Missing the thrill of writing contests, Jordan entered the 2003 Lori Foster/ Kensington Brava contest and won the Reader’s Choice. The win led to a multi-book contract from Kensington Publishing. She also won the 2005 Harlequin Blaze published author contest. Her Blaze book, OFF LIMITS came out in March 2008. Jordan went on to land a three-book deal with Tor in October of 2006. RED is the first book in her new trilogy and was released November 4, 2008. It will be followed by SCARLET in June 2009 and CRIMSON in November 2009.

Check out author’s website at www.jordansummers.com . Buy Red at http://www.amazon.com/Red-Jordan-Summers/dp/0765359146/ref=sr_1_1?ie=UTF8&s=books&qid=1227141187&sr=1-1.

14 comments:

PamelaTracy said...

Jordan,
I'm so proud of you. What a great interview!

Jordan Summers said...

Thank you, Pamela. :)

Tina LaVon said...

Great cover, Jordan!
We miss you at the DR meetings. It is so nice to see that your career has taken off.

Thank you for stopping by MCTT.

Kim Watters said...

Hi Jordan,
Thanks again for stopping by the blog. Question for you. Is there anything your editor made you take out or that you had to delete in the final version of the book? I love the twist on the fairytale and can't wait to get my hands on it.

Karin said...

Jordan, the interview was great. I really loved hearing more about the world within Red. Since Red as the first to speak to you, who was the last? And how did that character alter the view of the world in the book?

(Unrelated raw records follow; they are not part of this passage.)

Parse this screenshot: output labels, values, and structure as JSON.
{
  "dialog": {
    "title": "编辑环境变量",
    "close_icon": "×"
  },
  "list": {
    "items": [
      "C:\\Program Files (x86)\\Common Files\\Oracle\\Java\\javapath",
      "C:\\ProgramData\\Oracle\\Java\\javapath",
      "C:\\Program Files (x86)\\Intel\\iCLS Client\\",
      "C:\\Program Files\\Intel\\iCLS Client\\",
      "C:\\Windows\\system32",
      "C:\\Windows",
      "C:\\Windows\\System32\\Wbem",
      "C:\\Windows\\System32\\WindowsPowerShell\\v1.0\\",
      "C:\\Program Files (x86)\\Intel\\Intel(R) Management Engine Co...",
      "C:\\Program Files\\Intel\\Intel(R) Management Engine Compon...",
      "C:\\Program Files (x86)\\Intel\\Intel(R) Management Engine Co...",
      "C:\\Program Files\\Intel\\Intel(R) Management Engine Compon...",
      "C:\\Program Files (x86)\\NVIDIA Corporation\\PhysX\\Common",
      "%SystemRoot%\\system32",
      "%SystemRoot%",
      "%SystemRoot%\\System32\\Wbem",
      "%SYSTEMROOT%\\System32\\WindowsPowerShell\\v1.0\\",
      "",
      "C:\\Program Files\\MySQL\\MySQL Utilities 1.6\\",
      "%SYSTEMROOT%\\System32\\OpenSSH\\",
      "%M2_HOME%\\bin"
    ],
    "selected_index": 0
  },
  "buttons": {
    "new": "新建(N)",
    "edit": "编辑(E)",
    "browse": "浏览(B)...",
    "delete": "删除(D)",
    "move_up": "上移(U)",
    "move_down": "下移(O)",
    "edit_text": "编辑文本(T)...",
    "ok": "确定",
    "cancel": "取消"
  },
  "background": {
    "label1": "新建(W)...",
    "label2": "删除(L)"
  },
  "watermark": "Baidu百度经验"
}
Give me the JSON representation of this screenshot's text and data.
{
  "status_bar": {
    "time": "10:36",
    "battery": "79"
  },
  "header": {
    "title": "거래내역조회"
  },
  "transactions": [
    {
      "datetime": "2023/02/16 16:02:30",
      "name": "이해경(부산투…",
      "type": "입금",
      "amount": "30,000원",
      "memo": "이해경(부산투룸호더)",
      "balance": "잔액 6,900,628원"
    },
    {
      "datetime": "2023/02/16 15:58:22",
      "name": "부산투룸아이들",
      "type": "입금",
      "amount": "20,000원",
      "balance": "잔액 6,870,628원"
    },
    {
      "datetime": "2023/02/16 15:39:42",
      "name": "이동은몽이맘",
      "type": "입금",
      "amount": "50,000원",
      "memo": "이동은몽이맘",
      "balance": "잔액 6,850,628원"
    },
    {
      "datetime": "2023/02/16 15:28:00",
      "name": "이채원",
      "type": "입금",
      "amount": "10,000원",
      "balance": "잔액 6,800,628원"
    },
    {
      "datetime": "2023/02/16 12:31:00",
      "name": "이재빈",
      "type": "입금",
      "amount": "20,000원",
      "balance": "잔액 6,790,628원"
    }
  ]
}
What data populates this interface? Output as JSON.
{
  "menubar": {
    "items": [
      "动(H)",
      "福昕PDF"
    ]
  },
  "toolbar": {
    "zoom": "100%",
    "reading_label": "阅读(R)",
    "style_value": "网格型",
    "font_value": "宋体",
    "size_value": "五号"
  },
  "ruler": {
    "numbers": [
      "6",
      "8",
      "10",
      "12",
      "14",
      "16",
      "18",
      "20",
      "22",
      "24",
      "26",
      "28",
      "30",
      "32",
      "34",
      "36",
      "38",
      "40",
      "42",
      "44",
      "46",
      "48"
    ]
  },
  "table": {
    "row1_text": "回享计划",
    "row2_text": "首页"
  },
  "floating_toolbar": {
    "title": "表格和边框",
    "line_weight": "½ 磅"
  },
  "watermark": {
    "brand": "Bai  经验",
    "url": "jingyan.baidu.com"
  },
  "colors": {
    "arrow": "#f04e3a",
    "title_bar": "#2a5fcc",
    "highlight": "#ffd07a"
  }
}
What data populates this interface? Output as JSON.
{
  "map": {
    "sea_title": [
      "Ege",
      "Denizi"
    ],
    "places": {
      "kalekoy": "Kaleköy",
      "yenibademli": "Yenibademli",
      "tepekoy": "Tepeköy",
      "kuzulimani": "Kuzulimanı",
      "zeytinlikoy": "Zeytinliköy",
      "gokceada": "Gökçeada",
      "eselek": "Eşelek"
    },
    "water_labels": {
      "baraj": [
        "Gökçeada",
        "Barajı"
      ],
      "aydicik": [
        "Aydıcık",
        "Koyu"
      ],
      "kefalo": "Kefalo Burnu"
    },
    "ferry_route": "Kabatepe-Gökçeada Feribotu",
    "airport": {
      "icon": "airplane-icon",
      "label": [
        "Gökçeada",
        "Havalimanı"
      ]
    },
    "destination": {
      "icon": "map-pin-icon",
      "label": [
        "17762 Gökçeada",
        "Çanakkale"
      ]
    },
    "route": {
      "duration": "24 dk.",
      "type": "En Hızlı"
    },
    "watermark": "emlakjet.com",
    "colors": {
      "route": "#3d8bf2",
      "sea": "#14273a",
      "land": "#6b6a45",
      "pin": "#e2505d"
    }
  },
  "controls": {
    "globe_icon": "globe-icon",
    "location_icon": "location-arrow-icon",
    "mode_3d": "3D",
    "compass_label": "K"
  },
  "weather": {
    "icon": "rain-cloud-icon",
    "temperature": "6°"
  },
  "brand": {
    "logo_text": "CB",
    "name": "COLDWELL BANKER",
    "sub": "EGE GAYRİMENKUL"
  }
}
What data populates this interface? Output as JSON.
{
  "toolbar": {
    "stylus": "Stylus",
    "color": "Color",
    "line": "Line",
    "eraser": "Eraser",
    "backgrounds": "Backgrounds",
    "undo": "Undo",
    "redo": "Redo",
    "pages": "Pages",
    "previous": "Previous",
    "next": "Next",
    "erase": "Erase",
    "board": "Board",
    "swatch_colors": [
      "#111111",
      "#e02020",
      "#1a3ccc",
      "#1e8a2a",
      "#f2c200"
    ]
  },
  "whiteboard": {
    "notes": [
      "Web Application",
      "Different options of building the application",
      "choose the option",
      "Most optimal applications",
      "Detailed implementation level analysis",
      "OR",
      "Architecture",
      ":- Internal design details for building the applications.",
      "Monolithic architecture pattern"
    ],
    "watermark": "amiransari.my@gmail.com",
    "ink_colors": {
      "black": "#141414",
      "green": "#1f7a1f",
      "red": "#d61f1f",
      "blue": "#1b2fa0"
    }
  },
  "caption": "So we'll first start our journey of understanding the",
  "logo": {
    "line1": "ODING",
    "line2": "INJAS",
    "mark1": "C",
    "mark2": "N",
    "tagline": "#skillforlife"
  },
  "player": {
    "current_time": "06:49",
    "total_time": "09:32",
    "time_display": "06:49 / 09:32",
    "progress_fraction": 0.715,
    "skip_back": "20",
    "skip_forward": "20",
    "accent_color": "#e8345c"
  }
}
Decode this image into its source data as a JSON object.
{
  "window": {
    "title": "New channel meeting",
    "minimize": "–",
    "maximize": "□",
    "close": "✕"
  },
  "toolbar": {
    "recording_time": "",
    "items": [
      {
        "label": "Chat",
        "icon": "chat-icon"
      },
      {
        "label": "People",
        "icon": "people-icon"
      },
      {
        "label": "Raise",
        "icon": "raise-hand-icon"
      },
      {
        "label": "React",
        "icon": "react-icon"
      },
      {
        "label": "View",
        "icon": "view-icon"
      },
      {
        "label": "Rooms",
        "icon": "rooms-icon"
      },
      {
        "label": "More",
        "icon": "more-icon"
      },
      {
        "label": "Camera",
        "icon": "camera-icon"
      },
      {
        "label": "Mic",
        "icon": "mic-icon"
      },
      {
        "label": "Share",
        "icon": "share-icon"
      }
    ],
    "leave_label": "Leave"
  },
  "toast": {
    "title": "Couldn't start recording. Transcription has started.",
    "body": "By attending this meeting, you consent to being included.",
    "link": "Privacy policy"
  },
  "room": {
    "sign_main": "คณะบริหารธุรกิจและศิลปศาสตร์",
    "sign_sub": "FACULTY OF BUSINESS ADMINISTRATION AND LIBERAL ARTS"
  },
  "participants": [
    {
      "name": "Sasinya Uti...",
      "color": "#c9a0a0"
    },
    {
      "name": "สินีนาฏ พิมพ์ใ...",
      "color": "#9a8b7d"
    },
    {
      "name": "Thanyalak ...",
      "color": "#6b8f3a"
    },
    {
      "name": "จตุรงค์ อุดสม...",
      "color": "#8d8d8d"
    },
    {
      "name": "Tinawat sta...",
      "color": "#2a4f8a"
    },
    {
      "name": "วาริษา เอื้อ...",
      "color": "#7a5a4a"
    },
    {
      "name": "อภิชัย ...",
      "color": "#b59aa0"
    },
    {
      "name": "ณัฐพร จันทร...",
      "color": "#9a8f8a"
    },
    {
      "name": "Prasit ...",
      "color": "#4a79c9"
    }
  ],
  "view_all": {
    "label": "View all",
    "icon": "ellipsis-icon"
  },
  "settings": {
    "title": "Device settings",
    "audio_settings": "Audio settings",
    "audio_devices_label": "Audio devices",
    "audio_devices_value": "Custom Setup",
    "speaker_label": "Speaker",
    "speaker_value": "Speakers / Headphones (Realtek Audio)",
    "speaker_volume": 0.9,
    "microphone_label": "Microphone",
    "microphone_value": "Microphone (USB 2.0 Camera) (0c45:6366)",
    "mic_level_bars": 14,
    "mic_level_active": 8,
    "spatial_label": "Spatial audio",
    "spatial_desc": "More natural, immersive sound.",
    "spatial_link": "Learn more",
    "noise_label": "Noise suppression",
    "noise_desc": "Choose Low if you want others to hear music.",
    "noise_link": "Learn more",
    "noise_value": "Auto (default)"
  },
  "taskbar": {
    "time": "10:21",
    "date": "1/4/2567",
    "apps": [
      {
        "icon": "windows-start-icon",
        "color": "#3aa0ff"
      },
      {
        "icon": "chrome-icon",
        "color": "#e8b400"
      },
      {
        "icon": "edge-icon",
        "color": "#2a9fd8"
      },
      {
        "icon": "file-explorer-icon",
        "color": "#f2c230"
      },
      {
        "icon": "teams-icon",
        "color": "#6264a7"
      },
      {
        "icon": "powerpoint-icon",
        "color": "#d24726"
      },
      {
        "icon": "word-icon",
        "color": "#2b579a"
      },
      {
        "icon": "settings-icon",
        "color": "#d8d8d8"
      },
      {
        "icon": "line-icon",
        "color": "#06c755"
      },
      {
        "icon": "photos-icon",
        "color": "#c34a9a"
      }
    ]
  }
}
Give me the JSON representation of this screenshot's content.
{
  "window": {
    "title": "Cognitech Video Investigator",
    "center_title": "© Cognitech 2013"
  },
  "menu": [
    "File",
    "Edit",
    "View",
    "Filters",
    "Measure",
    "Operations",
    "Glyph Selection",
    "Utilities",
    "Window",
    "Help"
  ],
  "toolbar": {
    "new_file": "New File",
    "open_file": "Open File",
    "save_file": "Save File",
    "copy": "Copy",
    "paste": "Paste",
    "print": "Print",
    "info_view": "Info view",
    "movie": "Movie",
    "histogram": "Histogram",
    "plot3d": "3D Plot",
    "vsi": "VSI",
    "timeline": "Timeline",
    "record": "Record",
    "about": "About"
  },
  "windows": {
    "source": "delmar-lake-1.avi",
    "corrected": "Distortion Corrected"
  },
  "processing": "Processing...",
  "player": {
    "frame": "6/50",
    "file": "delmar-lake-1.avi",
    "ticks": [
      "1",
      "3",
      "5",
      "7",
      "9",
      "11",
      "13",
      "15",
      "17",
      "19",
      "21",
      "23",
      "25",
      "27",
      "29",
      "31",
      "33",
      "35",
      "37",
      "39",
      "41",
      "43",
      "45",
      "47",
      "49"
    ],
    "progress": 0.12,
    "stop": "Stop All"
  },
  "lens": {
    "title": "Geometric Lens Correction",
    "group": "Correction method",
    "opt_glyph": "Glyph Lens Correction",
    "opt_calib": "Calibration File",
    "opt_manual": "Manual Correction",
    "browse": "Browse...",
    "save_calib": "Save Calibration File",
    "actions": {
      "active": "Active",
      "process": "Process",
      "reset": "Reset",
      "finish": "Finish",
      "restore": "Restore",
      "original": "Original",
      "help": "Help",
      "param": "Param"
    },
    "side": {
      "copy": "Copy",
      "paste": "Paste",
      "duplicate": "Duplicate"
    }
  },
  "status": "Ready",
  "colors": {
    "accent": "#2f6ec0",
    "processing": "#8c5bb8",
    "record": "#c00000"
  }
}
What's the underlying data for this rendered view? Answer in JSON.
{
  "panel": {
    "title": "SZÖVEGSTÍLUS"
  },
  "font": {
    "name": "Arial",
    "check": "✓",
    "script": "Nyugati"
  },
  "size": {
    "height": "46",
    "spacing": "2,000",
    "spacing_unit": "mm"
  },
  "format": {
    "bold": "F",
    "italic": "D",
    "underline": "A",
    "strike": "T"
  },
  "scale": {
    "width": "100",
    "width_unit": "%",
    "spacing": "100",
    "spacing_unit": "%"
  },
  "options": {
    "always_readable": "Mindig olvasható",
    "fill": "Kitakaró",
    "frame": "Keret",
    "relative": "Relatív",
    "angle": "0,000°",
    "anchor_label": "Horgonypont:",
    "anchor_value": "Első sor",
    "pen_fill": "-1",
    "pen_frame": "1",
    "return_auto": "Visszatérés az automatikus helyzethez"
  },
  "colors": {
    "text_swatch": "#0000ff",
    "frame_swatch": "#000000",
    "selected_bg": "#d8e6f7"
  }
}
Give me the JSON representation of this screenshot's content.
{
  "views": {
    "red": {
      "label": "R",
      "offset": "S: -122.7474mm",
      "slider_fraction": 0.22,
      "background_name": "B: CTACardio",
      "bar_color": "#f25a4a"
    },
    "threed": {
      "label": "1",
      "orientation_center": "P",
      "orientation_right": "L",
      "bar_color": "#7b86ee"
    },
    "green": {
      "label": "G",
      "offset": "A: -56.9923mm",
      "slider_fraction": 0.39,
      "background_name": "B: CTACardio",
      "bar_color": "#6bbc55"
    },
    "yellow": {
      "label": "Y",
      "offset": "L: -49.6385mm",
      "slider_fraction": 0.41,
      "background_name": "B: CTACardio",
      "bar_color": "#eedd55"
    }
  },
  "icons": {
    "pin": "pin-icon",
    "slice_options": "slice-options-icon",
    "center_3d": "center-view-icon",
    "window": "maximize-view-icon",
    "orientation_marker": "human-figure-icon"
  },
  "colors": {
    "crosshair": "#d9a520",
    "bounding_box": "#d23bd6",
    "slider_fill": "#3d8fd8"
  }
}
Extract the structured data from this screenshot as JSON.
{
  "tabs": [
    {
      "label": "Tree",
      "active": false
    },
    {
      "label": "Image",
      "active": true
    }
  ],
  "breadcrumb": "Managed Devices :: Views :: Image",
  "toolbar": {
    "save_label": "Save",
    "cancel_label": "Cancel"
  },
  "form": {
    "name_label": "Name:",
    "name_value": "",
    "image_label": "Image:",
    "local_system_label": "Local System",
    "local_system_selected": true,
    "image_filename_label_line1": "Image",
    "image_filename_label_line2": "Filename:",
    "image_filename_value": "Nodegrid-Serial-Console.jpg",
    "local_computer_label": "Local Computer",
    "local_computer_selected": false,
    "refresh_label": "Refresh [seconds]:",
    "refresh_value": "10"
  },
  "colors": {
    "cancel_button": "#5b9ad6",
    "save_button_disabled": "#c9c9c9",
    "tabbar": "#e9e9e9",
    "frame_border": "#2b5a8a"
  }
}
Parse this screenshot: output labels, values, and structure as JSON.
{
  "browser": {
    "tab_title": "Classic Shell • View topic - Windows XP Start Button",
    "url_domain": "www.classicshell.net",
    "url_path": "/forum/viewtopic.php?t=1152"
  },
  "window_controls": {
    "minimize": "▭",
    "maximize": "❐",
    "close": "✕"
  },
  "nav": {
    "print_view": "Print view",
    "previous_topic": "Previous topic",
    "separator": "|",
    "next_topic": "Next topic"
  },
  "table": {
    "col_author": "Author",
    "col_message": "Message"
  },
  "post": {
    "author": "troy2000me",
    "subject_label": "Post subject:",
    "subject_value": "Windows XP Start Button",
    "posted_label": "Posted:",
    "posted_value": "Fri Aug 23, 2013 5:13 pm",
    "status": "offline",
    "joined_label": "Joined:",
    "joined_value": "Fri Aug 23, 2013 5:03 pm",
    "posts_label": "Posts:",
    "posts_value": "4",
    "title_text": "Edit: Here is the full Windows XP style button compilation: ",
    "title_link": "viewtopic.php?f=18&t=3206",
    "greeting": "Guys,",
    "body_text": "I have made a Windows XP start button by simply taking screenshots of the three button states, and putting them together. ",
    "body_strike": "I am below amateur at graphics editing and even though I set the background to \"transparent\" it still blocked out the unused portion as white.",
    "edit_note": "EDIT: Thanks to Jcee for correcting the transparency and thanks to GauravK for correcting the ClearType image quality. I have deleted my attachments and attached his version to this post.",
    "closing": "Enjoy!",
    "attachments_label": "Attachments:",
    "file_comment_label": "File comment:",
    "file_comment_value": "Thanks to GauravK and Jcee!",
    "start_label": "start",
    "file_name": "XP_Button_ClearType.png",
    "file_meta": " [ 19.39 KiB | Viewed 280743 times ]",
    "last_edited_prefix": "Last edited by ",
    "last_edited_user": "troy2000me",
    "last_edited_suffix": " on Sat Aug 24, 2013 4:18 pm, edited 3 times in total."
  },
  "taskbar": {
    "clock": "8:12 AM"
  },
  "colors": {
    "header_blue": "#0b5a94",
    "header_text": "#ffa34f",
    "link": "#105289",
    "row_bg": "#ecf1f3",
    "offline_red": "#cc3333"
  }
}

Laurie Schnebly Campbell said...

Wow, I love the question of what if LRRH and the wolf were the same person -- that's such a great way to start a book!

Laurie, wondering if any of your others have comparable starter questions?

Carol Webb said...

What a wonderful and original concept. I'm hooked.

Thanks for stopping by!

Jordan Summers said...

Thanks Tina. I miss you guys, too. :)

Jordan Summers said...

Kim, Sorry I've been away for a few hours. I got caught up in copyedits. :/

To answer your question, no. I actually had to add more world building to the book, but she didn't ask me to take anything out. She loved the fact the book was 'morally ambiguous'. *ggg*

A lot of people seem to be shocked that I got away with having so much violence in the book. I think that would've been a problem if I was going for 'shock value' or if the graphically violent scenes didn't move the plot forward.

Jordan Summers said...

Karin, The last character to speak to me was Raphael Vega. He's a vampire with a dry sense of humor. He added the only comic relief in the book. *g*

Jordan Summers said...

Laurie, With this series, I'm trying to come up with starter questions or statements, since the original caught so much attention. For example the second book in the Dead World series is Scarlet. On the front cover there's a statement: If you aren't afraid of the Big, Bad Wolf--you should be.

Crimson will have a similar tagline...once I think of one. LOL!

Jordan Summers said...

Thanks Carol! Thank you all for having me. It's been a pleasure. :)

Sasha White said...

YAY Jordan!. I'm so excited about RED, I'm starting it tomorrow!

Jordan Summers said...

Sasha, I hope you like it. :)